3 lbs Munich I (Weyermann) (7.1 SRM) Grain 2 20.6 %
1 lbs Caramel/Crystal Malt – 80L (80.0 SRM) Grain 3 6.9 %
1 lbs Pale Wheat (Dingemans) (1.6 SRM) Grain 4 6.9 %
12.0 oz Victory Malt (biscuit) (Briess) (28.0 SR Grain 5 5.1 %
8.0 oz Caramunich III (Weyermann) (71.0 SRM) Grain 6 3.4 %
2 lbs 13.0 oz Libby’s Canned Pumpkin (baked) (3.5 SRM) Sugar 7 19.3 %
0.75 oz Mt. Hood [6.10 %] – Boil 60.0 min Hop 8 15.2 IBUs
0.50 oz Hallertauer [4.00 %] – Boil 30.0 min Hop 9 5.1 IBUs
8.0 oz Brown Sugar, Light [Boil for 15 min](8.0 Sugar 10 3.4 %
0.50 tsp Ginger (Boil 5.0 mins) Herb 11 –
1.00 tsp Cinnamon Stick (Boil 5.0 mins) Spice 12 –
0.50 tsp Nutmeg (Boil 5.0 mins) Spice 13 –
0.50 tsp allspice (Boil 5.0 mins) Spice 14 –
1.0 pkg American Ale II (Wyeast Labs #1272) [124 Yeast 15 –
0.50 tsp Cinnamon Stick (Secondary 7.0 days) Spice 16 –
0.25 tsp Nutmeg (Secondary 7.0 days) Spice 17 –
0.25 tsp allspice (Secondary 7.0 days) Spice 18 –
Sweet Potato Ale
by Metal Maniac
Batch Size: 3 gallons
OG estimate: 1.054 (actual 1.061 temp corrected)
FG estimate: 1.013 (actual 1.021 temp corrected)
29 ounces Canned Sweet Potatoes
3.00 pounds Amber Dry Malt Extract
0.25 pounds Dark Corn Syrup
2.00 pounds Pale Malt 2-Row
0.50 pounds Crystal 20L
0.25 pounds Cara-Pils
0.25 pounds Vienna
0.25 pounds Special Roast
0.50 ounces Kent Golding 5.8% (14.7 IBU)
0.50 ounces Hallertauer 4.2% (5.8 IBU)
0.50 ounces Kent Golding 5.8% (3.2 IBU)
0.50 ounces Hallertauer 4.2% (0.3 IBU)
0.50 teaspoon Ground Cinnamon (secondary)
0.50 teaspoon Ground Nutmeg (secondary)
0.50 teaspoon Pumpkin Pie Spice (secondary)
1.00 teaspoon Pumpkin Pie Spice (mixed with puree)
1.00 teaspoon Pure Vanilla Extract (secondary)
1.00 teaspoon Irish Moss

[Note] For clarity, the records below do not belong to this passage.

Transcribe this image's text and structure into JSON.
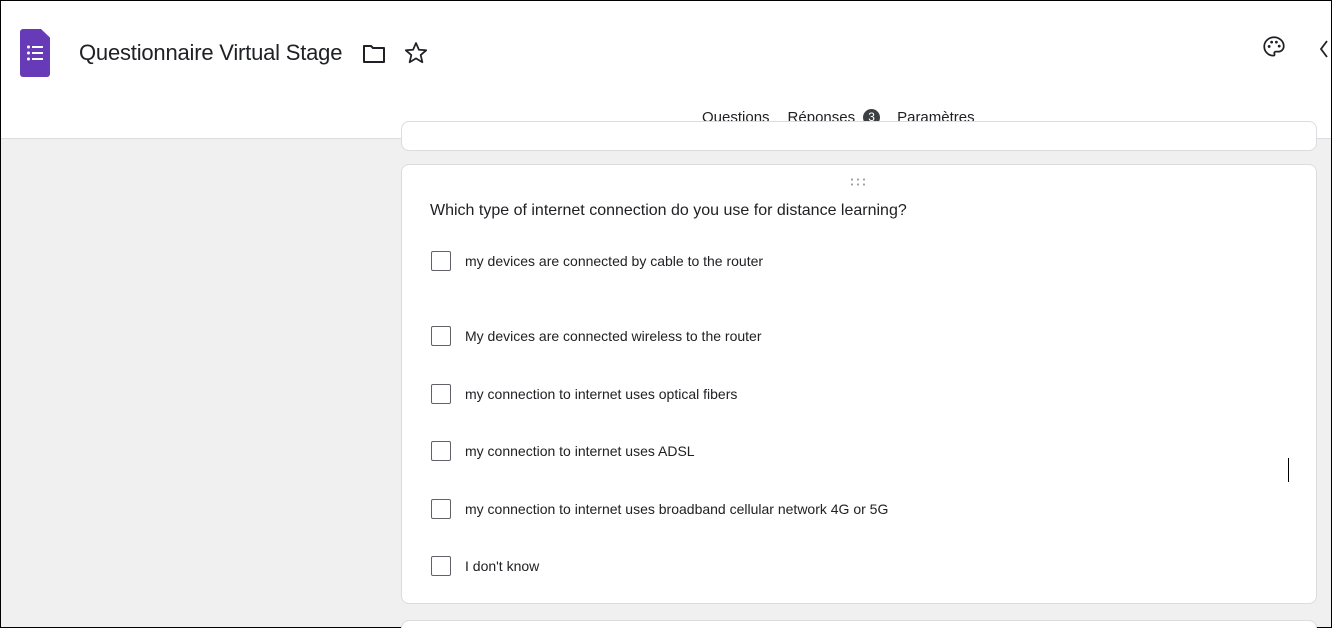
{
  "header": {
    "title": "Questionnaire Virtual Stage",
    "icons": [
      "forms-app-icon",
      "folder-icon",
      "star-icon",
      "palette-icon"
    ]
  },
  "tabs": [
    {
      "label": "Questions",
      "active": true
    },
    {
      "label": "Réponses",
      "badge": "3",
      "active": false
    },
    {
      "label": "Paramètres",
      "active": false
    }
  ],
  "question": {
    "title": "Which type of internet connection do you use for distance learning?",
    "options": [
      "my devices are connected by cable to the router",
      "My devices are connected wireless to the router",
      "my connection to internet uses optical fibers",
      "my connection to internet uses ADSL",
      "my connection to internet uses broadband cellular network 4G or 5G",
      "I don't know"
    ]
  },
  "colors": {
    "brand": "#673ab7",
    "background": "#f0f0f0",
    "text": "#202124"
  }
}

1.00 packet Nottingham Dry Ale Yeast
Puree the sweet potatoes with liquid from the can
along with 1.00 teaspoon pumpkin pie spice. Bake for

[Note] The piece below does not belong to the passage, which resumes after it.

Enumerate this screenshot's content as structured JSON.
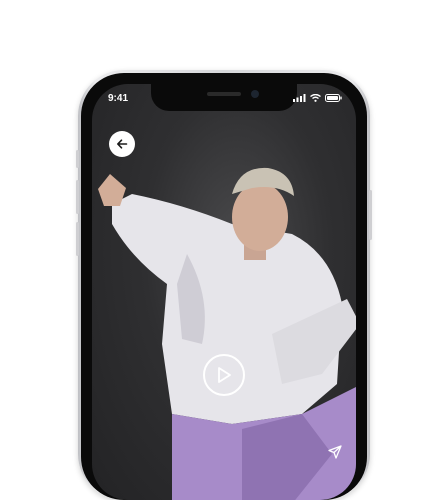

25 minutes at 400F or until lightly caramelized.
Steep grains and sweet potato puree (in nylon bag)
with 2.5 gallons water at 150F for 30 minutes. Remove
grains and sparge with one gallon 150F water.
Add Dry Malt Extract and Dark Corn Syrup. Bring to boil.
Add 0.50 ounces Kent Golding hops. Boil for 30 minutes.
Add 0.50 ounces Hallertauer hops and Irish Moss. Boil
for 10 minutes. Add 0.50 ounces Kent Golding hops. Boil
for 5 minutes. Add Add 0.50 ounces Hallertauer hops and
remove from heat.
Primary ferment for seven days at 68F. Rack to secondary
with vanilla and spices. Ferment to completion.